Professional qualifications are the intellectual and social skills required to exercise a given profession.
Common European Framework of Reference for Languages (CEFR)
German: Gemeinsamer Europäischer Referenzrahmen für Sprachen (GER)
The CEFR is a reference tool in working with languages. It was developed by the Council of Europe. The CEFR provides a common ground for the comparability of foreign language skills. It is used in Europe, as well as on other continents.
The Federal Employment Agency (BA) is the point of contact for people and companies on all questions concerning the labour and vocational training market. One of the tasks of the BA is to help people find training posts or employment.
The Immigration Act provides for two titles which govern entry and residence in Germany: the settlement permit (Niederlassungserlaubnis) and the residence permit (Aufenthaltserlaubnis). The residence permit is temporary and is granted for a specific reason, such as gainful employment, training or family reunification, or else for humanitarian, legal or political reasons.
The EU Blue Card is a residence title for academics outside the EU who wish to work in an EU Member State.
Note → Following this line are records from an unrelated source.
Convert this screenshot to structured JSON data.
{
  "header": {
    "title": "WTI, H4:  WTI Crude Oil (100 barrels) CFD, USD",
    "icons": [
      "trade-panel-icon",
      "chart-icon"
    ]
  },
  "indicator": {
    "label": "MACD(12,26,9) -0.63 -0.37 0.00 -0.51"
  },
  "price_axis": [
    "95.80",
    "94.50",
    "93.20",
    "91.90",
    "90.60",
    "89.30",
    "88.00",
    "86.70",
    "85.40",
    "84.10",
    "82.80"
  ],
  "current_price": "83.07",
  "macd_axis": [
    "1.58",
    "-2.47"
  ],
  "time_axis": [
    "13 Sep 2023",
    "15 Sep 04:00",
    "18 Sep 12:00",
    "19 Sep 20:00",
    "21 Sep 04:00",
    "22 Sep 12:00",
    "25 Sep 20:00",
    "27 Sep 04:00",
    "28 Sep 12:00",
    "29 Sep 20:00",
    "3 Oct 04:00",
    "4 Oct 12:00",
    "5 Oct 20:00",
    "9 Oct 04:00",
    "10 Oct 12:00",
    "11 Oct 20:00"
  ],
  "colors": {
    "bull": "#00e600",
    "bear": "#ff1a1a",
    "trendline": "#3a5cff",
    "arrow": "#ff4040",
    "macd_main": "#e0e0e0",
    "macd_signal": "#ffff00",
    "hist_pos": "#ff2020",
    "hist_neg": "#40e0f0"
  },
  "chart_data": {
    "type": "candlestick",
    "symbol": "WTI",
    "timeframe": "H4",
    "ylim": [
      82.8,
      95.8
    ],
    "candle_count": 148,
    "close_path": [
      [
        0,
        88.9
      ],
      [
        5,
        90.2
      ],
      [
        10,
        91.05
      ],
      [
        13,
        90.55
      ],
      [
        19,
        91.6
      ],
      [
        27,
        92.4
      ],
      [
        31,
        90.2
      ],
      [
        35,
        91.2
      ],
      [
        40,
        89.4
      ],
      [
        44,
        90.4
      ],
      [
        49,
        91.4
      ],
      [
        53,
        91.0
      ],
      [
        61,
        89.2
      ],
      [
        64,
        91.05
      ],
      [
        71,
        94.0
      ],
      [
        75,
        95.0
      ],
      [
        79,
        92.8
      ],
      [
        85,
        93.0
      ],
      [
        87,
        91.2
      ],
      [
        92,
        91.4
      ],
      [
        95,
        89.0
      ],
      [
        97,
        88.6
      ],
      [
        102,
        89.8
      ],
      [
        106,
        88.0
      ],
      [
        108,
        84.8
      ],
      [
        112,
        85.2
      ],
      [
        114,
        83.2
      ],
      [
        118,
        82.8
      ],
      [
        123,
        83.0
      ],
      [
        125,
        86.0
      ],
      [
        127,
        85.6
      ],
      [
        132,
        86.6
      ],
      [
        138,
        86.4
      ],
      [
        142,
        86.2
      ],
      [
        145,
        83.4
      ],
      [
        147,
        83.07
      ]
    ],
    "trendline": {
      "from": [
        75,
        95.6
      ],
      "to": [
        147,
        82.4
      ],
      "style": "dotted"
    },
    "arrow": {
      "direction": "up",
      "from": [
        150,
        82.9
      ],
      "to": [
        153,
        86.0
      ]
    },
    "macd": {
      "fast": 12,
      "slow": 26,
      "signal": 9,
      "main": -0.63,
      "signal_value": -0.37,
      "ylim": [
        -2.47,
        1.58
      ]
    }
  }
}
To obtain an EU Blue Card, applicants are required to have a university degree and a work contract which meets the minimum gross salary requirement.
The settlement permit has permanent validity and entitles holders to exercise gainful employment. People applying for a settlement permit have to satisfy specific requirements which are laid down in the Residence Act.
In some cases, the Federal Employment Agency has to check whether there are job applicants with priority rights over migrants. This means investigating whether or not an actual vacancy can be filled by a job-seeker in Germany. This criterion is considered to have been satisfied if the employer can prove that there are no suitable applicants among the priority unemployed.
German missions abroad are diplomatic institutions outside Germany. They represent Germany’s interests abroad and foster political relations.
The fast-track procedure for skilled workers is based on Section 81a (Residence Act) and enables a faster entry of third-country skilled workers. The procedure can be initiated at the relevant immigration authority in Germany. This works through the qualified professional assigning a power of attorney to their employer. Once the agreement is concluded, a fee of 411 euros is charged, which is to be borne by the employer applying for the procedure.